Stored items

= Beginning of Section =

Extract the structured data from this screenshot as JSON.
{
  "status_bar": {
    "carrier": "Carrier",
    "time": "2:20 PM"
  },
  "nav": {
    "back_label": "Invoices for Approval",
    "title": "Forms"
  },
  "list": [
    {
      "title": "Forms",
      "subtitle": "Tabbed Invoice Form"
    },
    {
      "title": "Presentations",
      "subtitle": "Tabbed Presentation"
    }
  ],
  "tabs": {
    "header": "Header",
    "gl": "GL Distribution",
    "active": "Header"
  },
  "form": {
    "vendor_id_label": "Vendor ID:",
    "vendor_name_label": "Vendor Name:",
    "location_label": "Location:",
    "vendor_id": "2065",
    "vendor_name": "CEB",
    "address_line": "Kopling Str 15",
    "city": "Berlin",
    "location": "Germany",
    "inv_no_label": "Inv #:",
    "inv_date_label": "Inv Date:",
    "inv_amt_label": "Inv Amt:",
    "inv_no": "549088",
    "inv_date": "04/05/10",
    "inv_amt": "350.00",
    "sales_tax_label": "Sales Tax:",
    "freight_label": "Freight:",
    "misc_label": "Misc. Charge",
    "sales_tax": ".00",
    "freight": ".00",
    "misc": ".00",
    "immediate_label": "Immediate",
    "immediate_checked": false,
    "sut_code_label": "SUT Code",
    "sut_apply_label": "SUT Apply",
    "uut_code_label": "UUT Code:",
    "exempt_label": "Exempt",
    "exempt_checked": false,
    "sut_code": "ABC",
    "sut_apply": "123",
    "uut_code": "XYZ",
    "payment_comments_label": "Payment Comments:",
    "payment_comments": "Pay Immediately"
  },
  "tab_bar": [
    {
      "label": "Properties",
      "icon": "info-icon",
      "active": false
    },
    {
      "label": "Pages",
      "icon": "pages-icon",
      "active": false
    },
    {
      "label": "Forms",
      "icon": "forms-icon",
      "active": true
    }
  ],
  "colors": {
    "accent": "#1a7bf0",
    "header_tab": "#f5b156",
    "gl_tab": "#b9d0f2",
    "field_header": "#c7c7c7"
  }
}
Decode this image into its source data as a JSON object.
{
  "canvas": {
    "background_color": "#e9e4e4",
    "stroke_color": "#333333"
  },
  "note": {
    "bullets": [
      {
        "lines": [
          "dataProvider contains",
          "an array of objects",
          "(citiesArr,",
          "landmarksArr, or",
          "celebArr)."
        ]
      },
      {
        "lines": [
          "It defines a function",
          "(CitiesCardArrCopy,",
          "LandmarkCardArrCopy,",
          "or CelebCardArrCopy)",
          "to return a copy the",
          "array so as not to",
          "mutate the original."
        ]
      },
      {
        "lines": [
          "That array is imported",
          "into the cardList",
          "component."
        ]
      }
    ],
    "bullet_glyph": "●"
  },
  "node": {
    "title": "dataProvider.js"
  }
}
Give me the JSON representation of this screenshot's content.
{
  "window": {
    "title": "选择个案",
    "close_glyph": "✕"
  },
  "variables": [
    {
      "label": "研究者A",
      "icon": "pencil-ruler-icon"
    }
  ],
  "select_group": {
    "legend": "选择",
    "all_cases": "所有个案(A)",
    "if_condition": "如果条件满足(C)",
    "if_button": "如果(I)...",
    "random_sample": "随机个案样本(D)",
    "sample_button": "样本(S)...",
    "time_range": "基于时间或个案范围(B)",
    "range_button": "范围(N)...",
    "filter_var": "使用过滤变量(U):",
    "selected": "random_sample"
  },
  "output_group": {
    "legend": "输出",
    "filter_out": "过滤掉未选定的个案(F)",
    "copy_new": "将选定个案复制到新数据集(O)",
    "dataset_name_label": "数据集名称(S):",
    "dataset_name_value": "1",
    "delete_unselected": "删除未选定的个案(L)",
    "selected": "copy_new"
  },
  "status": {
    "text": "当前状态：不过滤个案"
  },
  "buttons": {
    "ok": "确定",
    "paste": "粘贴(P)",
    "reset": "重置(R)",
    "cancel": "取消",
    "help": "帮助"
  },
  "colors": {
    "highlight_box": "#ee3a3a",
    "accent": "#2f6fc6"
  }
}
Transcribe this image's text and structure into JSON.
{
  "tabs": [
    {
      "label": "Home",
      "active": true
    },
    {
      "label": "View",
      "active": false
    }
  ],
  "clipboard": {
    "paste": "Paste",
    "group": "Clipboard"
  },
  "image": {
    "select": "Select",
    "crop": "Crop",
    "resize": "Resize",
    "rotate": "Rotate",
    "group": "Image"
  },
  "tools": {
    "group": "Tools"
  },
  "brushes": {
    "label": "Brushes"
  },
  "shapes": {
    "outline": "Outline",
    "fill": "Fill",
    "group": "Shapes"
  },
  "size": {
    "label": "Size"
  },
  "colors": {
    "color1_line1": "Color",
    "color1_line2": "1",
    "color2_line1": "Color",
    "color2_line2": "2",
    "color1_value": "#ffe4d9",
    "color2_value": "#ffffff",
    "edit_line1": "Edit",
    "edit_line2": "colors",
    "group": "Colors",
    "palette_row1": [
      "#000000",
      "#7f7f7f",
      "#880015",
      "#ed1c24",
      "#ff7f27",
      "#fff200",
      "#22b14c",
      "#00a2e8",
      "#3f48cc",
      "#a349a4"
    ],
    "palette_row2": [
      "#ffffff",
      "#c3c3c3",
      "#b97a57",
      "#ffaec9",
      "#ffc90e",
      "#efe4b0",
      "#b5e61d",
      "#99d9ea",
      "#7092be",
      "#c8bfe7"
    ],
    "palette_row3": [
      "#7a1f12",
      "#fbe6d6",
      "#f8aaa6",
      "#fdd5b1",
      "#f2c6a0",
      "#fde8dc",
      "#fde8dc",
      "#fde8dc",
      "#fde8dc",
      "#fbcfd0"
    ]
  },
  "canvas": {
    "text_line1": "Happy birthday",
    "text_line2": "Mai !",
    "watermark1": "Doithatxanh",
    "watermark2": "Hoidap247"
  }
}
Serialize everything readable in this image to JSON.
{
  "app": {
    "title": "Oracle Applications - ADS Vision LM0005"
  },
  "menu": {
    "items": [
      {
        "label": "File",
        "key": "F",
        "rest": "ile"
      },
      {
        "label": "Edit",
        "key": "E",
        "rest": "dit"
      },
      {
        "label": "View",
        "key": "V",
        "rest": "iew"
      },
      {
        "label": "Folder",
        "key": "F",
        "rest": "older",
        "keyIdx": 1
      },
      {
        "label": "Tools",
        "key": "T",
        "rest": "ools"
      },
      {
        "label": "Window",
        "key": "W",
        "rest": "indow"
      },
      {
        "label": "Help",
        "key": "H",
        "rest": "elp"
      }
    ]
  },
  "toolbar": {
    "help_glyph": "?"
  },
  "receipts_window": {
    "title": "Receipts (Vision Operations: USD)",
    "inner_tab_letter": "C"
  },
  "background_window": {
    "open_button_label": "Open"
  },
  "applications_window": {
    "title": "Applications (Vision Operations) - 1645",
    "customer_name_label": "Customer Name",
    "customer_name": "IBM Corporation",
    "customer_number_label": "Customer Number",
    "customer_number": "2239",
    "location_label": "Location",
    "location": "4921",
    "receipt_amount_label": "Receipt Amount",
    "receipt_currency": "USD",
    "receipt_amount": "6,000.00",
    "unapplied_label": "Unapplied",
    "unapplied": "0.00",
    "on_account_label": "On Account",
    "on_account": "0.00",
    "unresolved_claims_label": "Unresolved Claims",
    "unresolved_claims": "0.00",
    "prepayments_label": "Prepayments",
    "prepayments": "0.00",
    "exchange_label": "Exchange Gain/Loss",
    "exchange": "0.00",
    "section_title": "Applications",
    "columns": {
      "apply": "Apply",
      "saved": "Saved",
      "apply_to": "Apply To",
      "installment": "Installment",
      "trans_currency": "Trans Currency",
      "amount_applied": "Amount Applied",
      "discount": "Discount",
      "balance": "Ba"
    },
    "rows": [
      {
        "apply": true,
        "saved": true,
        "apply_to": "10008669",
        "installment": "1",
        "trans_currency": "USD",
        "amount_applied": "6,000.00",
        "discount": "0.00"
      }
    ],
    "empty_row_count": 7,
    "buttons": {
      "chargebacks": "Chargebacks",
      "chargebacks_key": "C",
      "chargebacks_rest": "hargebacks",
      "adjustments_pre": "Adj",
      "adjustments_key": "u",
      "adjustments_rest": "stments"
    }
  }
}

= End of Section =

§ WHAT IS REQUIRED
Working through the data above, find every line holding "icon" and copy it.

§ SOLUTION TO THE EXERCISE
      "icon": "info-icon",
      "icon": "pages-icon",
      "icon": "forms-icon",
      "icon": "pencil-ruler-icon"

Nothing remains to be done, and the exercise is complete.